Monday, 20, 2016

Monday of the Twelfth Week in Ordinary Time

(II Kings 17:5-8; 13-15a.18; Matthew 7:1-5)

In the early 1930’s an English newspaper called for essays answering the question, “What’s wrong with the world today?”  There were plenty of wrongs with the world at that time.  National economies were in depression throughout the world.  Communism was gaining popularity all over.  Germany was on the verge of rearming.  It is said that G.K. Chesterton submitted the winning essay consisting of only two words.  Chesterton wrote, “I am.”

Chesterton seems to have taken to heart Jesus’ message in the gospel today.  Rather than judge the wrong-doing of others, his followers are to recognize and correct their faults.  This perspective is not unreal and much less self-abusive.  Rather, it understands what many come to realize with embarrassment: people are not as capable as they often claim, and others are not as deficient.

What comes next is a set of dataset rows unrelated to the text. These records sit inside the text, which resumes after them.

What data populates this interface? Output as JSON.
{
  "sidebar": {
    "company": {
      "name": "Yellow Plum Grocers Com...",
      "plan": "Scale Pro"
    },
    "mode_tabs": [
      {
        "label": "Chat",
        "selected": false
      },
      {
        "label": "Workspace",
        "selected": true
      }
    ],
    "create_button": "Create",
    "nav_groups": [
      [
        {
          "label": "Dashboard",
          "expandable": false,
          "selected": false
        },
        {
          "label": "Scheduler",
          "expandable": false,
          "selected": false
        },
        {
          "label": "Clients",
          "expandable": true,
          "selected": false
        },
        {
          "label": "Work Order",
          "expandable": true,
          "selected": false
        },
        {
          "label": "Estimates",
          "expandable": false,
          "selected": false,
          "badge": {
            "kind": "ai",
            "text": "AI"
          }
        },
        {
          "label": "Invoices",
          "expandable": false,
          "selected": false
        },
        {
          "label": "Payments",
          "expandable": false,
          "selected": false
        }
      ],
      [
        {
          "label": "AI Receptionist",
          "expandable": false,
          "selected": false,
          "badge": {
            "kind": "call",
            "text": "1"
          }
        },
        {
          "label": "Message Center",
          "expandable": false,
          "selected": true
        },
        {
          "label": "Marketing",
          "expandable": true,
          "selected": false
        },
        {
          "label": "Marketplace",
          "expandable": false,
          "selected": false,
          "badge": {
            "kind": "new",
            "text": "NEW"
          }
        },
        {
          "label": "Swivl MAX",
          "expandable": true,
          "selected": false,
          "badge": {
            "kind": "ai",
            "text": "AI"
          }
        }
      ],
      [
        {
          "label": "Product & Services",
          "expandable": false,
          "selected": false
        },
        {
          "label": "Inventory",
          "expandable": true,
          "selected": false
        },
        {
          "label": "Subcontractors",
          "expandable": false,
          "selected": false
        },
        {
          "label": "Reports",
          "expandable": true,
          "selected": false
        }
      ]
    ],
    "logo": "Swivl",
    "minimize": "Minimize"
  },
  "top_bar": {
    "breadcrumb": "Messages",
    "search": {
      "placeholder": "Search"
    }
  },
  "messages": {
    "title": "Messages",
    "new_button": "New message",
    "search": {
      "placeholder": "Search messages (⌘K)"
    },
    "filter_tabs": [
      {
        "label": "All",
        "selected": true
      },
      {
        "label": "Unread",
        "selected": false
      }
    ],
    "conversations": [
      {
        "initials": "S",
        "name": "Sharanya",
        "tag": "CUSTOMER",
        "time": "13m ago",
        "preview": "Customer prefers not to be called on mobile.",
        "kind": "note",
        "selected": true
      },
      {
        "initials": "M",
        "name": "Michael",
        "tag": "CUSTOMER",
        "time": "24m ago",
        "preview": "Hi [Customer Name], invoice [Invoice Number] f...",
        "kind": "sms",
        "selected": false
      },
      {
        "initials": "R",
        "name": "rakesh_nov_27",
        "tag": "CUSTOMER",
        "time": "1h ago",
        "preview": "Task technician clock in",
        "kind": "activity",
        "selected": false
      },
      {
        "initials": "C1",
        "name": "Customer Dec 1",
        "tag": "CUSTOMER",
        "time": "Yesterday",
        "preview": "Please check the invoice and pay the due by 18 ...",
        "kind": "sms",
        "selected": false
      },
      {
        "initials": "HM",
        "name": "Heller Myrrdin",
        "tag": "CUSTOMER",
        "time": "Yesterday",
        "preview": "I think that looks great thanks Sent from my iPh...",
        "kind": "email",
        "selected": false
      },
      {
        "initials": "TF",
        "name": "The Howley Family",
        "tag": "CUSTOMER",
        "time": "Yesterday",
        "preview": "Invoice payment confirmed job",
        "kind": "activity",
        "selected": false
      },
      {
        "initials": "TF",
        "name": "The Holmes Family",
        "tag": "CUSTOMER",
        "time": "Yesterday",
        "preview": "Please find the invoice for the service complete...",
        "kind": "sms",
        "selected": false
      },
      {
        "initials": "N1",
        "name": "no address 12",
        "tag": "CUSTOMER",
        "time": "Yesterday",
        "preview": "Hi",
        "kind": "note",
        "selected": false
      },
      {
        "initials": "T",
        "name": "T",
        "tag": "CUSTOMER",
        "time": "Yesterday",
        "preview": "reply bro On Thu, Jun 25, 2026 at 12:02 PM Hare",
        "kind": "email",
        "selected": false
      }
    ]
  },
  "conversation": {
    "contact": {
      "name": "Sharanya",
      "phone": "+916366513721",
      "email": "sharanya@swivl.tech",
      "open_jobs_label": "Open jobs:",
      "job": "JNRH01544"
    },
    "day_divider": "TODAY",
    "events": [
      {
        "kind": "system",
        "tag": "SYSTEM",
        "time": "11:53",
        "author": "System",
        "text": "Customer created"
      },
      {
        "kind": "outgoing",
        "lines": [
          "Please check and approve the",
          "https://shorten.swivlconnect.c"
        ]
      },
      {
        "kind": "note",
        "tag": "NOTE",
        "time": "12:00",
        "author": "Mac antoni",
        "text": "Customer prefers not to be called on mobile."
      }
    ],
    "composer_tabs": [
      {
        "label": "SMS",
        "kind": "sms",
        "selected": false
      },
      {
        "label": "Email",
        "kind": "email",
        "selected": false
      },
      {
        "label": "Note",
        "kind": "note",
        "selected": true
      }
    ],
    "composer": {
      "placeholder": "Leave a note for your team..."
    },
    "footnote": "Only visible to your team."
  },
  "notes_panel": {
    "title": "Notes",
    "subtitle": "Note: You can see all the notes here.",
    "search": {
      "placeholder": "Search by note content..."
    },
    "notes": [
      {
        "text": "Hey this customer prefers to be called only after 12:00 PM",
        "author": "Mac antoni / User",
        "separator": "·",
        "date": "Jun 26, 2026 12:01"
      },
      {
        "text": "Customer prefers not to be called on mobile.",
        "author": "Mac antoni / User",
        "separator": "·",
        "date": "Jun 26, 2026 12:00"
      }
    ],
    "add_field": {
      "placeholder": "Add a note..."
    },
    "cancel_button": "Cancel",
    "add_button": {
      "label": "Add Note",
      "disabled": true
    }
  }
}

It is not possible to refrain from all judgment.  Jesus does not intend us to do so.  But our judgments should be considerate of the conditions in which others live.  They also need to be tentative so that if we are mistaken, the judgment may be readily corrected.